Even in the north
we’re moved to announce, “It’s snowing!”
with a certain inflection, a hint of something
beyond the fact. No strangers to snow,
Viking born and furred to the teeth, we live
with it for months, intimate as lovers,
faithful as hooded high priests at old rituals.
Fragments of frozen water—no mystery in that.
Yet we stare transcendent, watching
its vagaries, versifying its forms.
Streaking horizontal across window
and horizon, how can there be any on the ground?
Dropping vertical and deliberate,
how can anything so heavy be so silent?
Some of us have begun to suspect. Snow is
the ghost of something. Not summer or youth
or things obvious. More likely the plasm
of what we don’t know, didn’t discover, failed
to follow when we glimpsed it sidewise. It flew

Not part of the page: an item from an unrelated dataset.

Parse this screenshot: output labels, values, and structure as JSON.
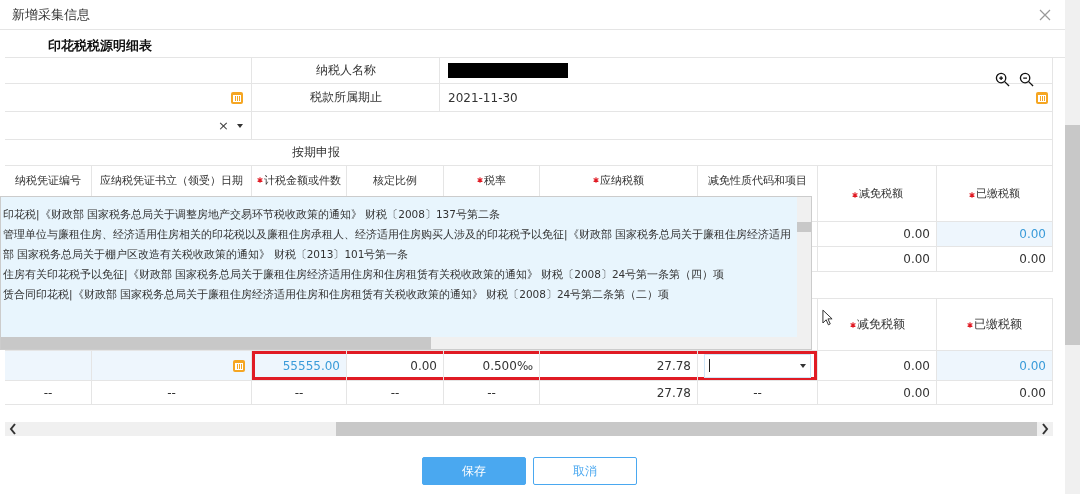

across the parallax for an instant, triggered
dormant sensors, discreetly hidden sweat glands.
We never learned its identity. So it keeps coming
back with a common alias. Beauty we recognize.
Cold that can kill. Frigid force able to crack
our bricks, crash our roofs, bury us.
Maybe there are answers in this wild whiteness,
before earth’s soil claims it, before deadness
defiles it. There is a presence here.
The sky is grave dark, storms whip and wheeze.
But look at the light. The snow light.
Chicago: First Lady of the Lake
She moved leanly through Indian twilight,
shabby and unmet, slogging through swamps,
trailing her long skirts through crow-black mud
and the evil smell of skunk cabbage.
She stumbled and fell on shores that bullied her
with dares and promises others never heard.
She lay on the flats in bosomy youth, gazing
blue-ward—high hollow blue, pale-seamed
with deep wet blue, cobalt and indigo
priming the canvas, waiting for a subject.
Waiting for her to quiet her urgent hunger,
waiting for her to find a winter-smith husband
and breed a breed taller and more stubborn
than blue emptiness. Without first-glance beauty,
without dowry or lineage—a razorish termagant
on Tuesday, demure as dimity on Wednesday,
racy as red sequins on Saturday night
then Sunday-caring through the rains
gone white and heavy on her head—she was
an enigma—fine figure, unfathomable sum.
After her wedding, for better and worse, feast
and fire, splinter and gilding, she took
her time with the art of lady-hood, more earned
than learned, writing her own music while moving
miles of gritty rail cars, tons of bloody meat.
She roughed-in composition with charcoal,
handled palette and brushes her way,
toning the flattering, fuming, prodding blues
waiting for their match, icing and steaming,
waiting for her to model her rising brood
with the back of her hand. She taught them
to pose substance on air and water,
add warm shades to the mix, close harmony
and rhythm to the minor key chords. And at last
to put in perspective a million highlights
framing the watercolor palimpsest
accompanied by the newborn sound all her own,
and the light-stretched gamut of blues.
Glenna Holloway’s first and only book, Never Far from Water and Other Love Stories, was published in 2009 by Publish America. Her poems have been published in periodicals such as North American Review, Michigan Quarterly Review, Notre Dame Review, The Formalist, The Georgia Review, Confrontation, Saturday Evening Post, The Lyric, Southern Poetry Review, Western Humanities and many others.
Holloway won many awards for her poetry, including the Pushcart Prize, the Milton Dorfman Award, the Heart Crane Memorial, the Illinois Art's Council Fellowship, National Federation of State Poetry Societies, the National League of American Pen Women Biennial, and many others. Holloway’s artistic endeavors include works of art in various mediums such as photography, silver and enamel jewelry, and paintings for which she also received many awards and accolades.
Glenna Holloway (February 7, 1928 - September 4, 2015)